Fuhrman grading system

From Ganfyd

Jump to: navigation, search

A nuclear grading system for renal cell carcinoma based on nuclear size, nuclear contours and the presence/size of nucleoli.[1] Grade 1 is the most favourable, grade 4 the least.

The original case series is small by contemporary standards (n=103) and included a composite of a different renal cell carcinoma variants. Survival data was only available for 85 of the cohort (see [2] for other criticisms of the original methodology).

One problem is that grading assesses nuclear size, nuclear pleomorphism and nucleolar prominence. Where there is discordance between any of these three factors, it is not clear which component should be given priority. This may explain its fair to, at most, moderate inter-observer reproducibility.
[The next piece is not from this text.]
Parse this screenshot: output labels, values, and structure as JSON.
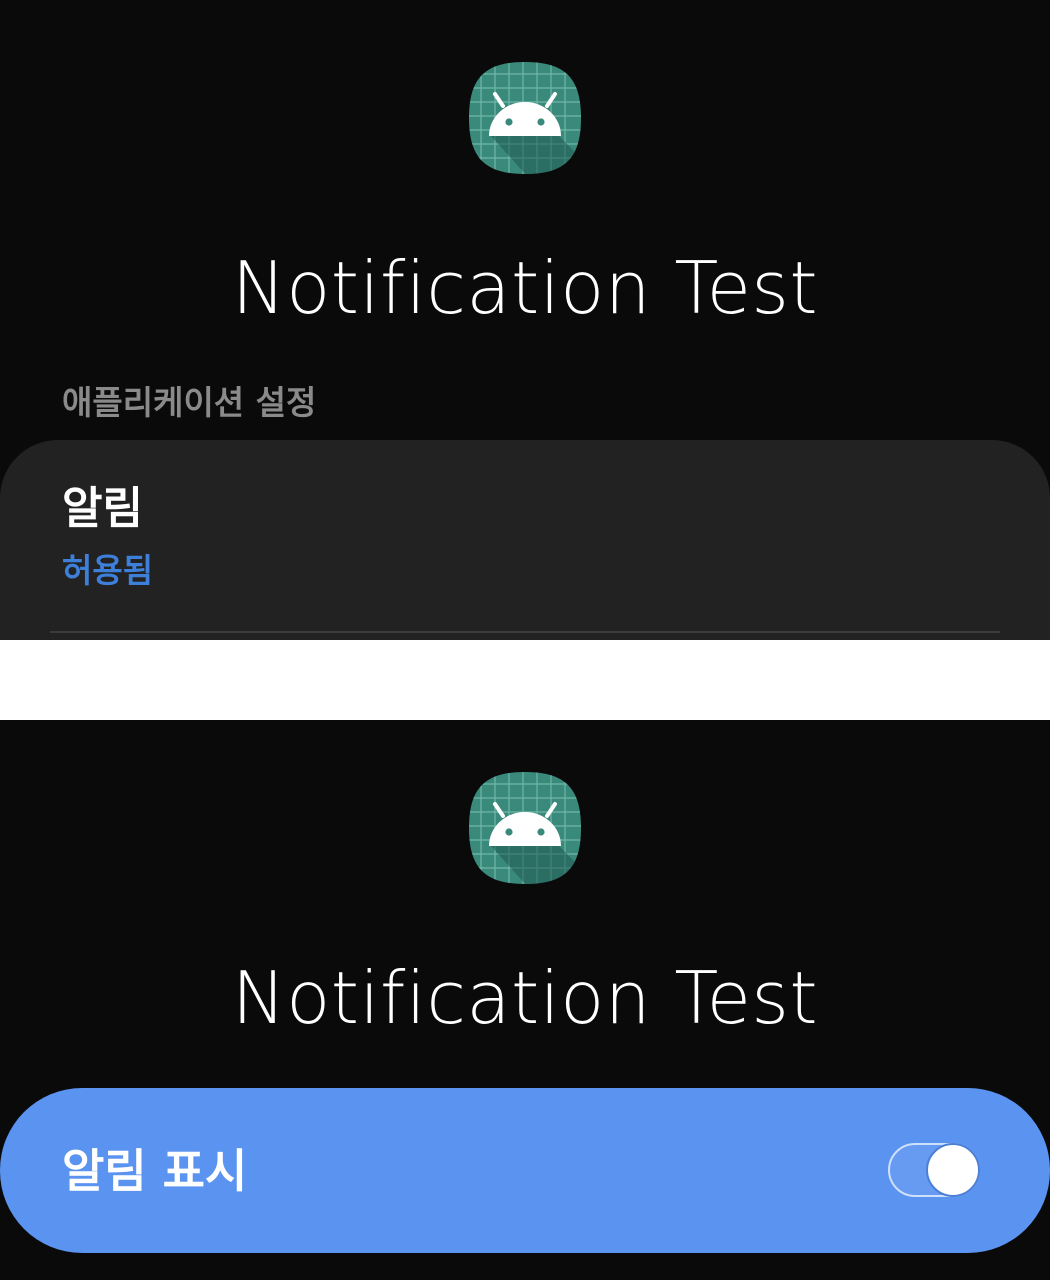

More recent data suggests that not all of these three factors necessarily correlate with prognosis.

Its utility for the clear cell variant is more compelling, but not completely so, particularly when other factors like stage are taken into account (in studies where multivariate analysis has been performed). It is less reliable for the papillary variant, for which other grading system have been mooted.[3][4]

Fuhrman Grading (take worst area, even if focal)
Grade Nuclear size Nuclear quality Nucleoli
Grade 1 10 μm small, round and uniform absent to inconspicuous
Grade 2 15 μm larger, crinkly nuclear membrane inconspicuous (visible at x40)
Grade 3 20 μm irregular nuclear membranes conspicuous (visible at x10)
Grade 4 >20 μm irregular nuclear membrane, pleomorphic, multi-lobed with clumped chromatin; +/- sarcomatoid spindle cells very prominent


Personal tools